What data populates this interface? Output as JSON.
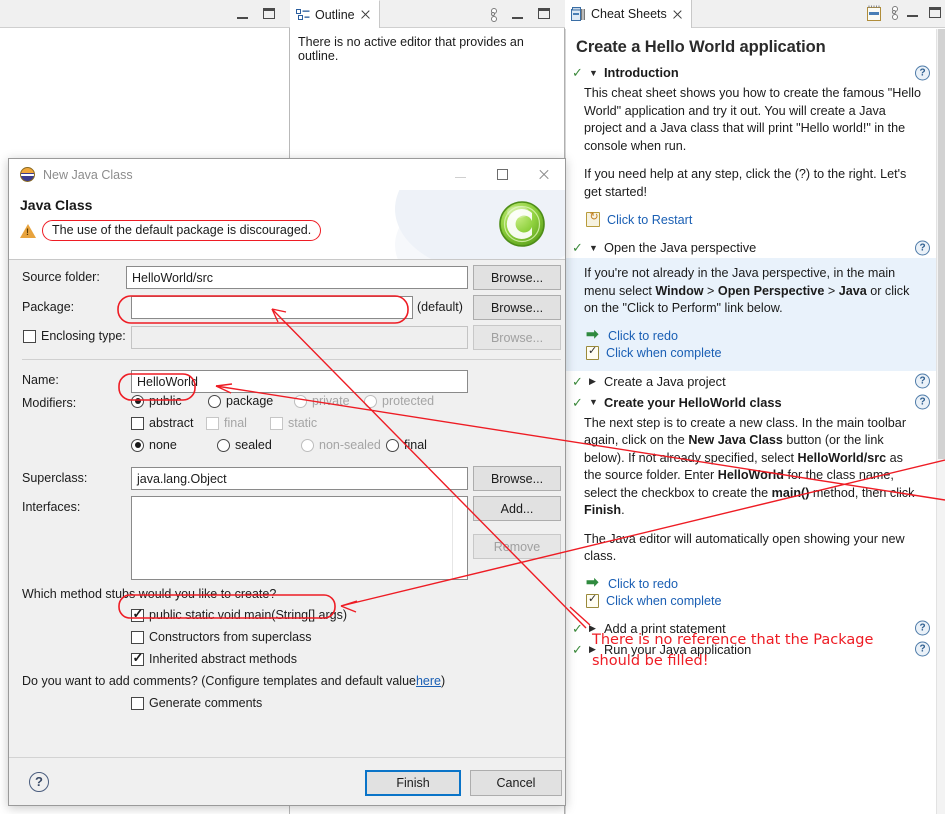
{
  "workbench": {
    "left_view": {
      "minimize_tooltip": "Minimize",
      "maximize_tooltip": "Maximize"
    },
    "outline": {
      "tab_label": "Outline",
      "message": "There is no active editor that provides an outline.",
      "icon": "outline-icon",
      "close_icon": "close-icon"
    }
  },
  "cheatsheet": {
    "tab_label": "Cheat Sheets",
    "tab_icon": "cheatsheet-icon",
    "toolbar": [
      {
        "name": "cheatsheet-notebook-icon",
        "label": ""
      },
      {
        "name": "view-menu-icon",
        "label": ""
      },
      {
        "name": "minimize-icon",
        "label": ""
      },
      {
        "name": "maximize-icon",
        "label": ""
      }
    ],
    "title": "Create a Hello World application",
    "sections": [
      {
        "id": "introduction",
        "title": "Introduction",
        "bold": true,
        "expanded": true,
        "checked": true,
        "help": "?",
        "paragraphs": [
          "This cheat sheet shows you how to create the famous \"Hello World\" application and try it out. You will create a Java project and a Java class that will print \"Hello world!\" in the console when run.",
          "If you need help at any step, click the (?) to the right. Let's get started!"
        ],
        "links": [
          {
            "icon": "restart-icon",
            "label": "Click to Restart"
          }
        ],
        "highlight": false
      },
      {
        "id": "open-java-perspective",
        "title": "Open the Java perspective",
        "bold": false,
        "expanded": true,
        "checked": true,
        "help": "?",
        "paragraphs_html": [
          "If you're not already in the Java perspective, in the main menu select <b>Window</b> &gt; <b>Open Perspective</b> &gt; <b>Java</b> or click on the \"Click to Perform\" link below."
        ],
        "links": [
          {
            "icon": "redo-icon",
            "label": "Click to redo"
          },
          {
            "icon": "complete-icon",
            "label": "Click when complete"
          }
        ],
        "highlight": true
      },
      {
        "id": "create-java-project",
        "title": "Create a Java project",
        "bold": false,
        "expanded": false,
        "checked": true,
        "help": "?",
        "paragraphs_html": [],
        "links": [],
        "highlight": false
      },
      {
        "id": "create-helloworld-class",
        "title": "Create your HelloWorld class",
        "bold": true,
        "expanded": true,
        "checked": true,
        "help": "?",
        "paragraphs_html": [
          "The next step is to create a new class. In the main toolbar again, click on the <b>New Java Class</b> button (or the link below). If not already specified, select <b>HelloWorld/src</b> as the source folder. Enter <b>HelloWorld</b> for the class name, select the checkbox to create the <b>main()</b> method, then click <b>Finish</b>.",
          "The Java editor will automatically open showing your new class."
        ],
        "links": [
          {
            "icon": "redo-icon",
            "label": "Click to redo"
          },
          {
            "icon": "complete-icon",
            "label": "Click when complete"
          }
        ],
        "highlight": false
      },
      {
        "id": "add-print-statement",
        "title": "Add a print statement",
        "bold": false,
        "expanded": false,
        "checked": true,
        "help": "?",
        "paragraphs_html": [],
        "links": [],
        "highlight": false
      },
      {
        "id": "run-java-application",
        "title": "Run your Java application",
        "bold": false,
        "expanded": false,
        "checked": true,
        "help": "?",
        "paragraphs_html": [],
        "links": [],
        "highlight": false
      }
    ]
  },
  "dialog": {
    "window_title": "New Java Class",
    "window_icon": "java-class-icon",
    "minimize_label": "",
    "maximize_label": "",
    "close_label": "",
    "header_title": "Java Class",
    "warning_message": "The use of the default package is discouraged.",
    "logo": "eclipse-wizard-logo",
    "fields": {
      "source_folder": {
        "label": "Source folder:",
        "value": "HelloWorld/src",
        "browse": "Browse..."
      },
      "package": {
        "label": "Package:",
        "value": "",
        "suffix": "(default)",
        "browse": "Browse..."
      },
      "enclosing_type": {
        "label": "Enclosing type:",
        "checked": false,
        "value": "",
        "browse": "Browse...",
        "disabled": true
      },
      "name": {
        "label": "Name:",
        "value": "HelloWorld"
      },
      "superclass": {
        "label": "Superclass:",
        "value": "java.lang.Object",
        "browse": "Browse..."
      },
      "interfaces": {
        "label": "Interfaces:",
        "add": "Add...",
        "remove": "Remove",
        "items": []
      }
    },
    "modifiers": {
      "label": "Modifiers:",
      "access": [
        {
          "label": "public",
          "selected": true,
          "disabled": false
        },
        {
          "label": "package",
          "selected": false,
          "disabled": false
        },
        {
          "label": "private",
          "selected": false,
          "disabled": true
        },
        {
          "label": "protected",
          "selected": false,
          "disabled": true
        }
      ],
      "flags": [
        {
          "label": "abstract",
          "checked": false,
          "disabled": false
        },
        {
          "label": "final",
          "checked": false,
          "disabled": true
        },
        {
          "label": "static",
          "checked": false,
          "disabled": true
        }
      ],
      "sealed": [
        {
          "label": "none",
          "selected": true,
          "disabled": false
        },
        {
          "label": "sealed",
          "selected": false,
          "disabled": false
        },
        {
          "label": "non-sealed",
          "selected": false,
          "disabled": true
        },
        {
          "label": "final",
          "selected": false,
          "disabled": false
        }
      ]
    },
    "stubs": {
      "question": "Which method stubs would you like to create?",
      "options": [
        {
          "label": "public static void main(String[] args)",
          "checked": true
        },
        {
          "label": "Constructors from superclass",
          "checked": false
        },
        {
          "label": "Inherited abstract methods",
          "checked": true
        }
      ]
    },
    "comments": {
      "question_prefix": "Do you want to add comments? (Configure templates and default value ",
      "link": "here",
      "question_suffix": ")",
      "option": {
        "label": "Generate comments",
        "checked": false
      }
    },
    "footer": {
      "help_icon": "?",
      "finish": "Finish",
      "cancel": "Cancel"
    }
  },
  "annotation": {
    "color": "#ee1c24",
    "note": "There is no reference that the Package should be filled!",
    "highlighted_fields": [
      "package",
      "name",
      "main-stub",
      "warning-message"
    ]
  }
}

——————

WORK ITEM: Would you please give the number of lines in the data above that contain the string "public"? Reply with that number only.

RESULT OF THIS EXERCISE: 2